═════ Dataset records

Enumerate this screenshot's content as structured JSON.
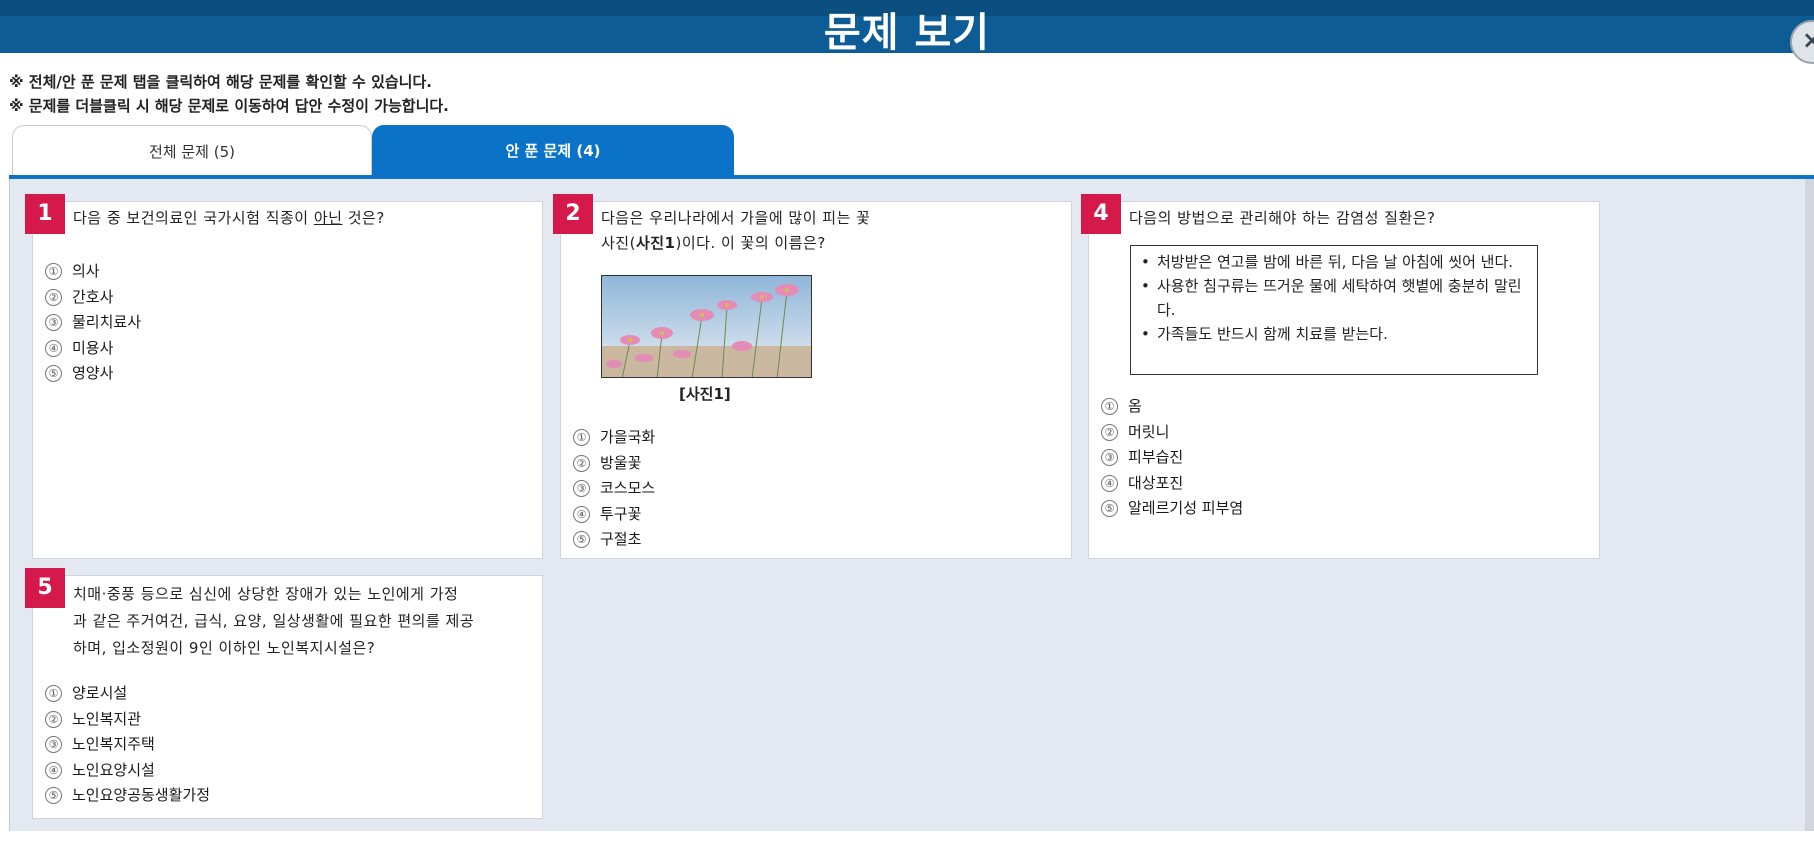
{
  "window": {
    "title": "문제 보기",
    "close_label": "×"
  },
  "notices": [
    "※ 전체/안 푼 문제 탭을 클릭하여 해당 문제를 확인할 수 있습니다.",
    "※ 문제를 더블클릭 시 해당 문제로 이동하여 답안 수정이 가능합니다."
  ],
  "tabs": [
    {
      "label": "전체 문제 (5)",
      "active": false
    },
    {
      "label": "안 푼 문제 (4)",
      "active": true
    }
  ],
  "questions": [
    {
      "number": "1",
      "text_before": "다음 중 보건의료인 국가시험 직종이 ",
      "text_underline": "아닌",
      "text_after": " 것은?",
      "options": [
        "의사",
        "간호사",
        "물리치료사",
        "미용사",
        "영양사"
      ]
    },
    {
      "number": "2",
      "text_line1": "다음은 우리나라에서 가을에 많이 피는 꽃",
      "text_line2_a": "사진(",
      "text_line2_bold": "사진1",
      "text_line2_b": ")이다. 이 꽃의 이름은?",
      "caption": "[사진1]",
      "options": [
        "가을국화",
        "방울꽃",
        "코스모스",
        "투구꽃",
        "구절초"
      ]
    },
    {
      "number": "4",
      "text": "다음의 방법으로 관리해야 하는 감염성 질환은?",
      "box_items": [
        "처방받은 연고를 밤에 바른 뒤, 다음 날 아침에 씻어 낸다.",
        "사용한 침구류는 뜨거운 물에 세탁하여 햇볕에 충분히 말린다.",
        "가족들도 반드시 함께 치료를 받는다."
      ],
      "options": [
        "옴",
        "머릿니",
        "피부습진",
        "대상포진",
        "알레르기성 피부염"
      ]
    },
    {
      "number": "5",
      "text_lines": [
        "치매·중풍 등으로 심신에 상당한 장애가 있는 노인에게 가정",
        "과 같은 주거여건, 급식, 요양, 일상생활에 필요한 편의를 제공",
        "하며, 입소정원이 9인 이하인 노인복지시설은?"
      ],
      "options": [
        "양로시설",
        "노인복지관",
        "노인복지주택",
        "노인요양시설",
        "노인요양공동생활가정"
      ]
    }
  ],
  "option_marks": [
    "①",
    "②",
    "③",
    "④",
    "⑤"
  ]
}
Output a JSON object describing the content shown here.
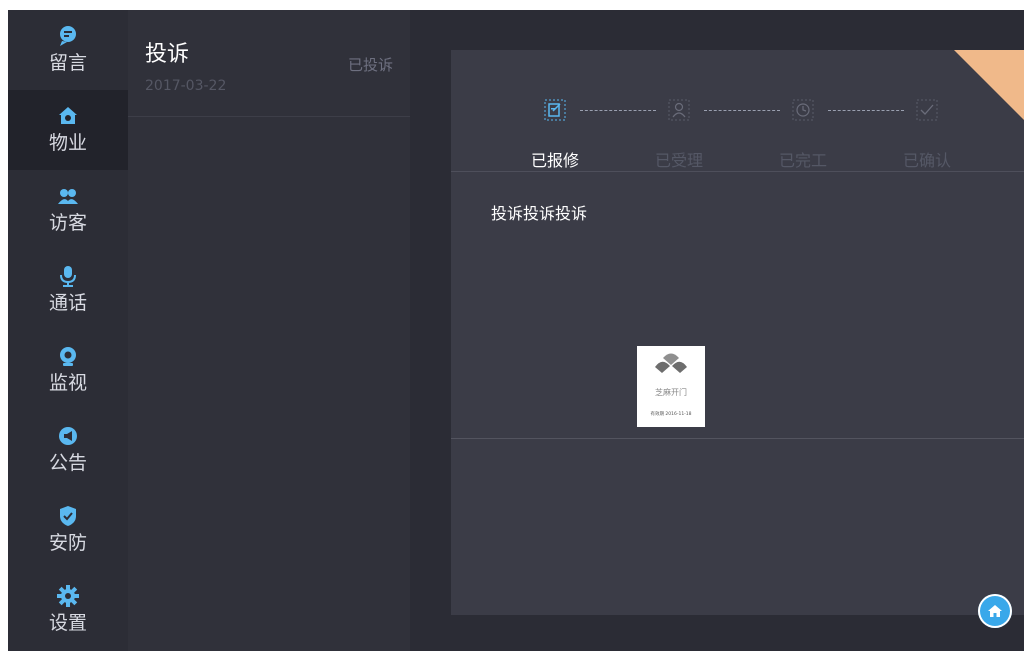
{
  "sidebar": {
    "items": [
      {
        "label": "留言",
        "icon": "message-icon"
      },
      {
        "label": "物业",
        "icon": "property-icon",
        "active": true
      },
      {
        "label": "访客",
        "icon": "visitor-icon"
      },
      {
        "label": "通话",
        "icon": "microphone-icon"
      },
      {
        "label": "监视",
        "icon": "camera-icon"
      },
      {
        "label": "公告",
        "icon": "megaphone-icon"
      },
      {
        "label": "安防",
        "icon": "shield-icon"
      },
      {
        "label": "设置",
        "icon": "gear-icon"
      }
    ]
  },
  "list": {
    "items": [
      {
        "title": "投诉",
        "status": "已投诉",
        "date": "2017-03-22"
      }
    ]
  },
  "detail": {
    "steps": [
      {
        "label": "已报修",
        "icon": "edit-icon",
        "active": true
      },
      {
        "label": "已受理",
        "icon": "user-icon",
        "active": false
      },
      {
        "label": "已完工",
        "icon": "clock-icon",
        "active": false
      },
      {
        "label": "已确认",
        "icon": "check-icon",
        "active": false
      }
    ],
    "content": "投诉投诉投诉",
    "attachment": {
      "brand": "芝麻开门",
      "validity": "有效期 2016-11-18"
    }
  },
  "colors": {
    "accent": "#39a8ea",
    "corner": "#f0b98a",
    "background": "#2b2c35"
  },
  "home_button": {
    "icon": "home-icon"
  }
}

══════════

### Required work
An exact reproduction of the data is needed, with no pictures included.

### Your response
Enumerate this screenshot's content as structured JSON.
{
  "window": {
    "title": "문제 보기",
    "close_label": "×"
  },
  "notices": [
    "※ 전체/안 푼 문제 탭을 클릭하여 해당 문제를 확인할 수 있습니다.",
    "※ 문제를 더블클릭 시 해당 문제로 이동하여 답안 수정이 가능합니다."
  ],
  "tabs": [
    {
      "label": "전체 문제 (5)",
      "active": false
    },
    {
      "label": "안 푼 문제 (4)",
      "active": true
    }
  ],
  "questions": [
    {
      "number": "1",
      "text_before": "다음 중 보건의료인 국가시험 직종이 ",
      "text_underline": "아닌",
      "text_after": " 것은?",
      "options": [
        "의사",
        "간호사",
        "물리치료사",
        "미용사",
        "영양사"
      ]
    },
    {
      "number": "2",
      "text_line1": "다음은 우리나라에서 가을에 많이 피는 꽃",
      "text_line2_a": "사진(",
      "text_line2_bold": "사진1",
      "text_line2_b": ")이다. 이 꽃의 이름은?",
      "caption": "[사진1]",
      "options": [
        "가을국화",
        "방울꽃",
        "코스모스",
        "투구꽃",
        "구절초"
      ]
    },
    {
      "number": "4",
      "text": "다음의 방법으로 관리해야 하는 감염성 질환은?",
      "box_items": [
        "처방받은 연고를 밤에 바른 뒤, 다음 날 아침에 씻어 낸다.",
        "사용한 침구류는 뜨거운 물에 세탁하여 햇볕에 충분히 말린다.",
        "가족들도 반드시 함께 치료를 받는다."
      ],
      "options": [
        "옴",
        "머릿니",
        "피부습진",
        "대상포진",
        "알레르기성 피부염"
      ]
    },
    {
      "number": "5",
      "text_lines": [
        "치매·중풍 등으로 심신에 상당한 장애가 있는 노인에게 가정",
        "과 같은 주거여건, 급식, 요양, 일상생활에 필요한 편의를 제공",
        "하며, 입소정원이 9인 이하인 노인복지시설은?"
      ],
      "options": [
        "양로시설",
        "노인복지관",
        "노인복지주택",
        "노인요양시설",
        "노인요양공동생활가정"
      ]
    }
  ],
  "option_marks": [
    "①",
    "②",
    "③",
    "④",
    "⑤"
  ]
}
Output a JSON object describing the content shown here.
{
  "sidebar": {
    "items": [
      {
        "label": "留言",
        "icon": "message-icon"
      },
      {
        "label": "物业",
        "icon": "property-icon",
        "active": true
      },
      {
        "label": "访客",
        "icon": "visitor-icon"
      },
      {
        "label": "通话",
        "icon": "microphone-icon"
      },
      {
        "label": "监视",
        "icon": "camera-icon"
      },
      {
        "label": "公告",
        "icon": "megaphone-icon"
      },
      {
        "label": "安防",
        "icon": "shield-icon"
      },
      {
        "label": "设置",
        "icon": "gear-icon"
      }
    ]
  },
  "list": {
    "items": [
      {
        "title": "投诉",
        "status": "已投诉",
        "date": "2017-03-22"
      }
    ]
  },
  "detail": {
    "steps": [
      {
        "label": "已报修",
        "icon": "edit-icon",
        "active": true
      },
      {
        "label": "已受理",
        "icon": "user-icon",
        "active": false
      },
      {
        "label": "已完工",
        "icon": "clock-icon",
        "active": false
      },
      {
        "label": "已确认",
        "icon": "check-icon",
        "active": false
      }
    ],
    "content": "投诉投诉投诉",
    "attachment": {
      "brand": "芝麻开门",
      "validity": "有效期 2016-11-18"
    }
  },
  "colors": {
    "accent": "#39a8ea",
    "corner": "#f0b98a",
    "background": "#2b2c35"
  },
  "home_button": {
    "icon": "home-icon"
  }
}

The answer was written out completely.